■ The data ■
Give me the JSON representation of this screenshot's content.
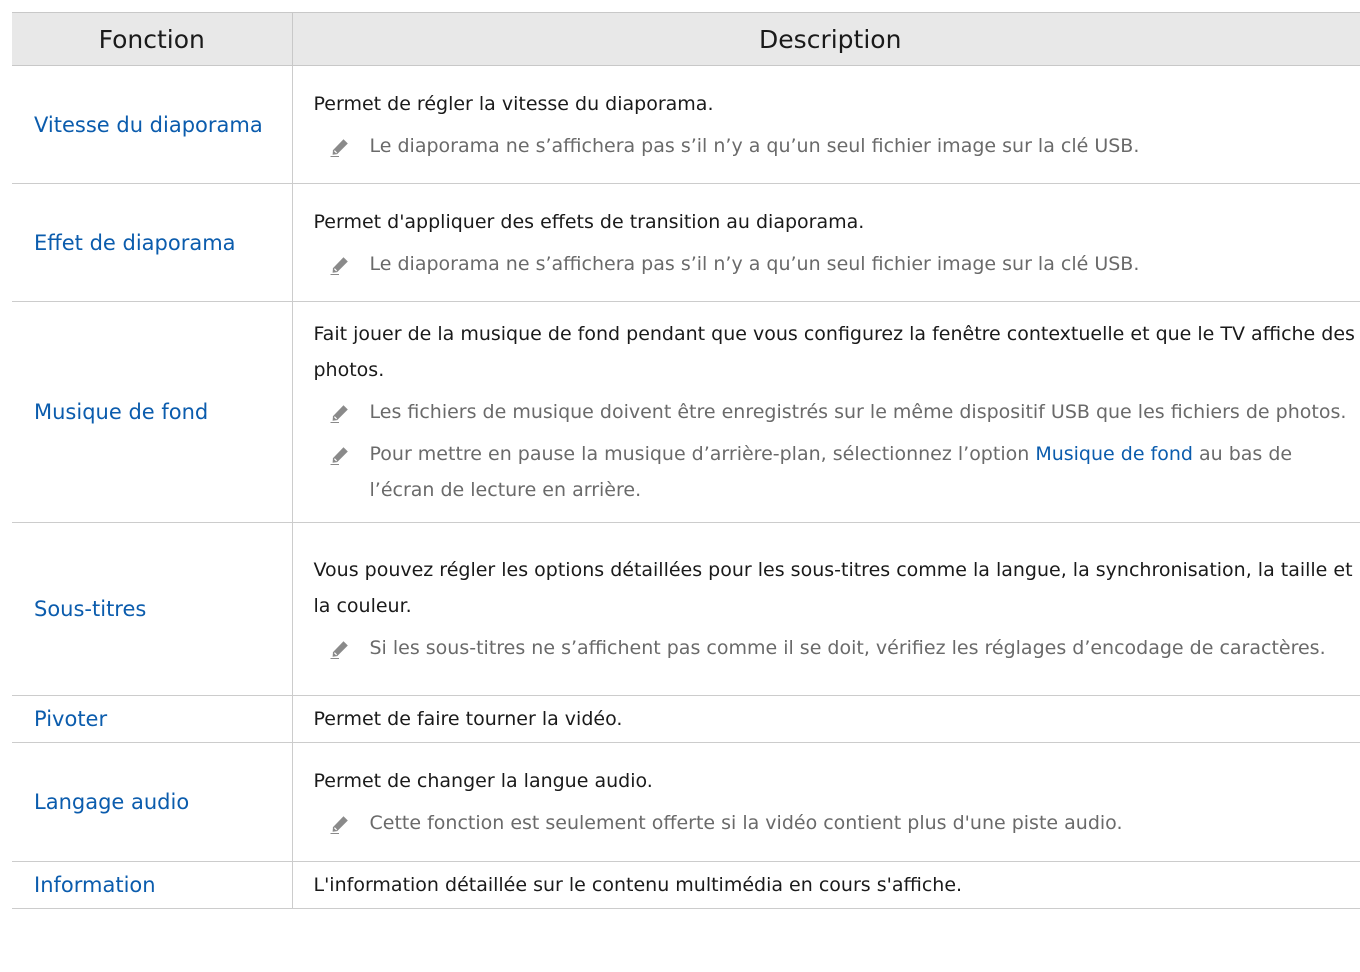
{
  "table": {
    "header": {
      "col1": "Fonction",
      "col2": "Description"
    },
    "rows": [
      {
        "name": "Vitesse du diaporama",
        "desc": "Permet de régler la vitesse du diaporama.",
        "notes": [
          "Le diaporama ne s’affichera pas s’il n’y a qu’un seul fichier image sur la clé USB."
        ]
      },
      {
        "name": "Effet de diaporama",
        "desc": "Permet d'appliquer des effets de transition au diaporama.",
        "notes": [
          "Le diaporama ne s’affichera pas s’il n’y a qu’un seul fichier image sur la clé USB."
        ]
      },
      {
        "name": "Musique de fond",
        "desc": "Fait jouer de la musique de fond pendant que vous configurez la fenêtre contextuelle et que le TV affiche des photos.",
        "notes": [
          "Les fichiers de musique doivent être enregistrés sur le même dispositif USB que les fichiers de photos.",
          "Pour mettre en pause la musique d’arrière-plan, sélectionnez l’option "
        ],
        "note2_link": "Musique de fond",
        "note2_suffix": " au bas de l’écran de lecture en arrière."
      },
      {
        "name": "Sous-titres",
        "desc": "Vous pouvez régler les options détaillées pour les sous-titres comme la langue, la synchronisation, la taille et la couleur.",
        "notes": [
          "Si les sous-titres ne s’affichent pas comme il se doit, vérifiez les réglages d’encodage de caractères."
        ]
      },
      {
        "name": "Pivoter",
        "desc": "Permet de faire tourner la vidéo."
      },
      {
        "name": "Langage audio",
        "desc": "Permet de changer la langue audio.",
        "notes": [
          "Cette fonction est seulement offerte si la vidéo contient plus d'une piste audio."
        ]
      },
      {
        "name": "Information",
        "desc": "L'information détaillée sur le contenu multimédia en cours s'affiche."
      }
    ]
  },
  "colors": {
    "function_link": "#0b5cad",
    "header_bg": "#e8e8e8",
    "note_text": "#6a6a6a",
    "icon": "#8a8a8a"
  },
  "icons": {
    "note": "pencil-icon"
  }
}
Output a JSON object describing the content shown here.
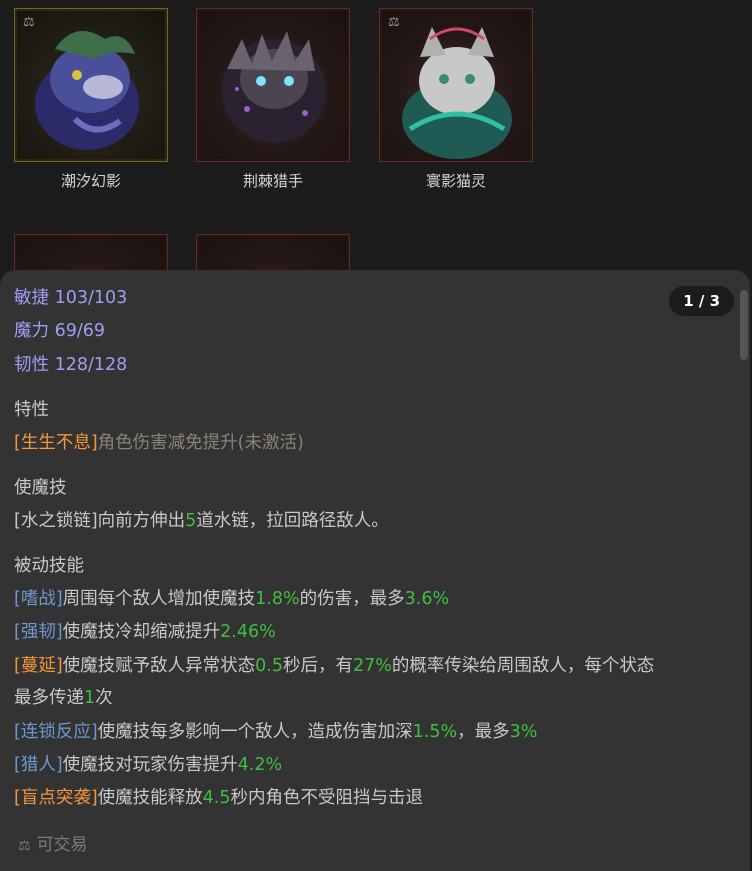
{
  "cards": [
    {
      "name": "潮汐幻影",
      "tradable": true
    },
    {
      "name": "荆棘猎手",
      "tradable": false
    },
    {
      "name": "寰影猫灵",
      "tradable": true
    }
  ],
  "pager": "1 / 3",
  "stats": [
    {
      "label": "敏捷 103/103"
    },
    {
      "label": "魔力 69/69"
    },
    {
      "label": "韧性 128/128"
    }
  ],
  "trait": {
    "heading": "特性",
    "tag": "[生生不息]",
    "text": "角色伤害减免提升(未激活)"
  },
  "active": {
    "heading": "使魔技",
    "p1": "[水之锁链]向前方伸出",
    "n1": "5",
    "p2": "道水链，拉回路径敌人。"
  },
  "passive": {
    "heading": "被动技能",
    "s1": {
      "tag": "[嗜战]",
      "a": "周围每个敌人增加使魔技",
      "n1": "1.8%",
      "b": "的伤害，最多",
      "n2": "3.6%"
    },
    "s2": {
      "tag": "[强韧]",
      "a": "使魔技冷却缩减提升",
      "n1": "2.46%"
    },
    "s3": {
      "tag": "[蔓延]",
      "a": "使魔技赋予敌人异常状态",
      "n1": "0.5",
      "b": "秒后，有",
      "n2": "27%",
      "c": "的概率传染给周围敌人，每个状态",
      "d": "最多传递",
      "n3": "1",
      "e": "次"
    },
    "s4": {
      "tag": "[连锁反应]",
      "a": "使魔技每多影响一个敌人，造成伤害加深",
      "n1": "1.5%",
      "b": "，最多",
      "n2": "3%"
    },
    "s5": {
      "tag": "[猎人]",
      "a": "使魔技对玩家伤害提升",
      "n1": "4.2%"
    },
    "s6": {
      "tag": "[盲点突袭]",
      "a": "使魔技能释放",
      "n1": "4.5",
      "b": "秒内角色不受阻挡与击退"
    }
  },
  "footer": {
    "icon": "scale-icon",
    "label": "可交易"
  }
}
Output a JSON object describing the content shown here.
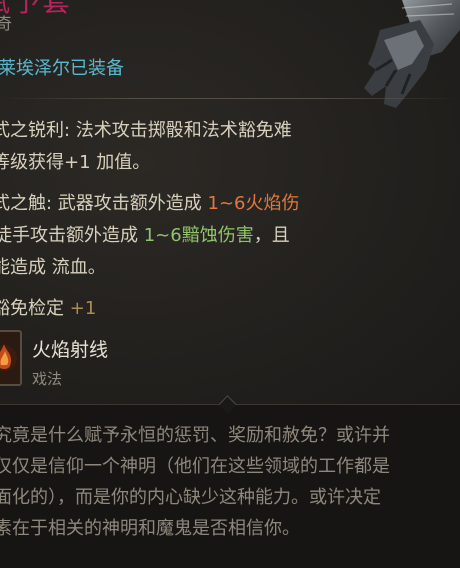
{
  "item": {
    "title_fragment": "赋予套",
    "rarity_fragment": "奇",
    "equipped_text": "莱埃泽尔已装备"
  },
  "properties": {
    "line1": "式之锐利: 法术攻击掷骰和法术豁免难",
    "line2": "等级获得+1 加值。",
    "line3_prefix": "式之触: 武器攻击额外造成 ",
    "line3_damage": "1~6火焰伤",
    "line4_prefix": "徒手攻击额外造成 ",
    "line4_damage": "1~6黯蚀伤害",
    "line4_suffix": "，且",
    "line5_prefix": "能造成 ",
    "line5_effect": "流血",
    "line5_suffix": "。",
    "save_label": "豁免检定 ",
    "save_bonus": "+1"
  },
  "spell": {
    "name": "火焰射线",
    "type": "戏法",
    "icon": "fire-ray-spell-icon"
  },
  "flavor": [
    "究竟是什么赋予永恒的惩罚、奖励和赦免？或许并",
    "仅仅是信仰一个神明（他们在这些领域的工作都是",
    "面化的），而是你的内心缺少这种能力。或许决定",
    "素在于相关的神明和魔鬼是否相信你。"
  ],
  "colors": {
    "title": "#b8245e",
    "equipped": "#59b9ce",
    "fire_damage": "#e2793a",
    "acid_damage": "#8fc46a",
    "bonus": "#a98d52",
    "body_text": "#d8d0bd",
    "flavor_text": "#8e877c"
  }
}
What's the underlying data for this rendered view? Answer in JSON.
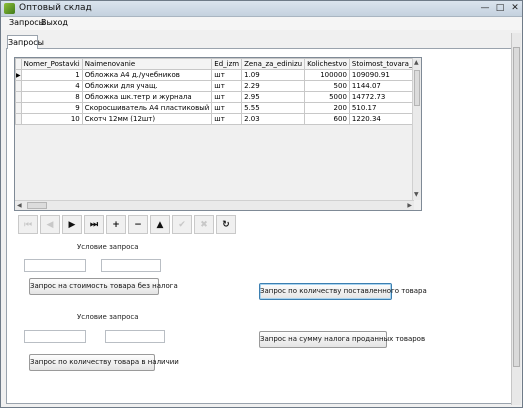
{
  "window": {
    "title": "Оптовый склад",
    "controls": {
      "minimize": "—",
      "maximize": "□",
      "close": "✕"
    }
  },
  "menu": [
    "Запросы",
    "Выход"
  ],
  "tabs": [
    "Запросы"
  ],
  "grid": {
    "columns": [
      "Nomer_Postavki",
      "Naimenovanie",
      "Ed_izm",
      "Zena_za_edinizu",
      "Kolichestvo",
      "Stoimost_tovara_bez_nal"
    ],
    "rows": [
      [
        "1",
        "Обложка А4 д./учебников",
        "шт",
        "1.09",
        "100000",
        "109090.91"
      ],
      [
        "4",
        "Обложки для учащ.",
        "шт",
        "2.29",
        "500",
        "1144.07"
      ],
      [
        "8",
        "Обложка шк.тетр и журнала",
        "шт",
        "2.95",
        "5000",
        "14772.73"
      ],
      [
        "9",
        "Скоросшиватель А4 пластиковый",
        "шт",
        "5.55",
        "200",
        "510.17"
      ],
      [
        "10",
        "Скотч 12мм (12шт)",
        "шт",
        "2.03",
        "600",
        "1220.34"
      ]
    ],
    "current_row_marker": "▶"
  },
  "navigator": [
    {
      "name": "nav-first-button",
      "glyph": "⏮",
      "enabled": false
    },
    {
      "name": "nav-prior-button",
      "glyph": "◀",
      "enabled": false
    },
    {
      "name": "nav-next-button",
      "glyph": "▶",
      "enabled": true
    },
    {
      "name": "nav-last-button",
      "glyph": "⏭",
      "enabled": true
    },
    {
      "name": "nav-insert-button",
      "glyph": "+",
      "enabled": true
    },
    {
      "name": "nav-delete-button",
      "glyph": "−",
      "enabled": true
    },
    {
      "name": "nav-edit-button",
      "glyph": "▲",
      "enabled": true
    },
    {
      "name": "nav-post-button",
      "glyph": "✔",
      "enabled": false
    },
    {
      "name": "nav-cancel-button",
      "glyph": "✖",
      "enabled": false
    },
    {
      "name": "nav-refresh-button",
      "glyph": "↻",
      "enabled": true
    }
  ],
  "query1": {
    "label": "Условие запроса",
    "input1_value": "",
    "input2_value": "",
    "button": "Запрос на стоимость товара без налога"
  },
  "query2": {
    "label": "Условие запроса",
    "input1_value": "",
    "input2_value": "",
    "button": "Запрос по количеству товара в наличии"
  },
  "buttons": {
    "supplied_quantity": "Запрос по количеству поставленного товара",
    "sales_tax_sum": "Запрос на сумму налога проданных товаров"
  }
}
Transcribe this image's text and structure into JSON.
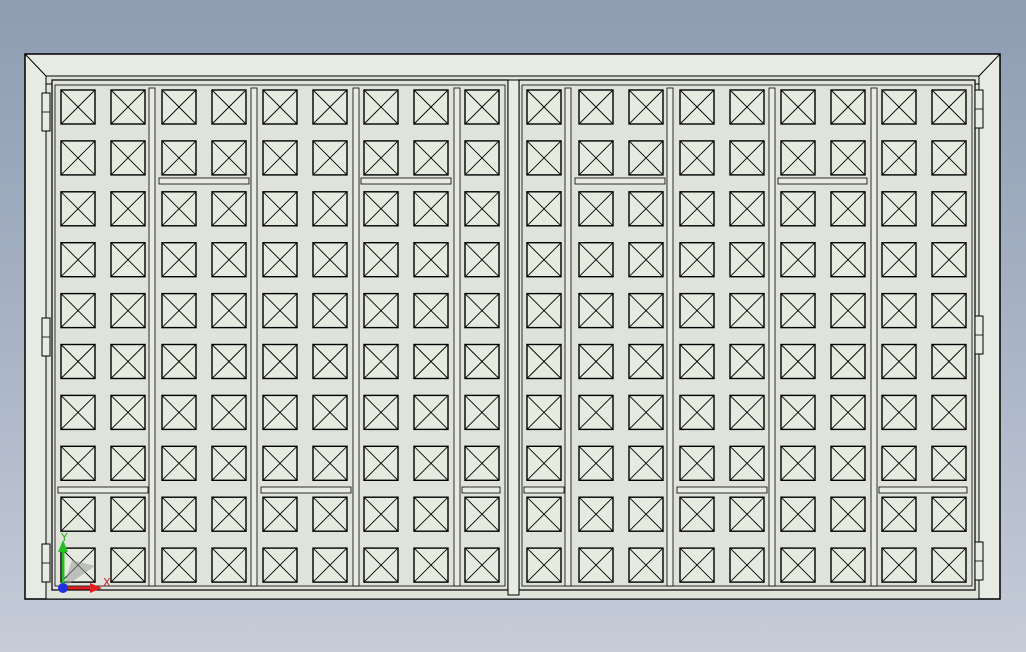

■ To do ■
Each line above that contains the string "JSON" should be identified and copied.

■ Solution to the problem ■
Give me the JSON representation of this screenshot's content.
Output a JSON object describing the content shown here.
Output a JSON object describing the content shown here.
What's the underlying data for this rendered view? Answer in JSON.
Transcribe this image's text and structure into JSON.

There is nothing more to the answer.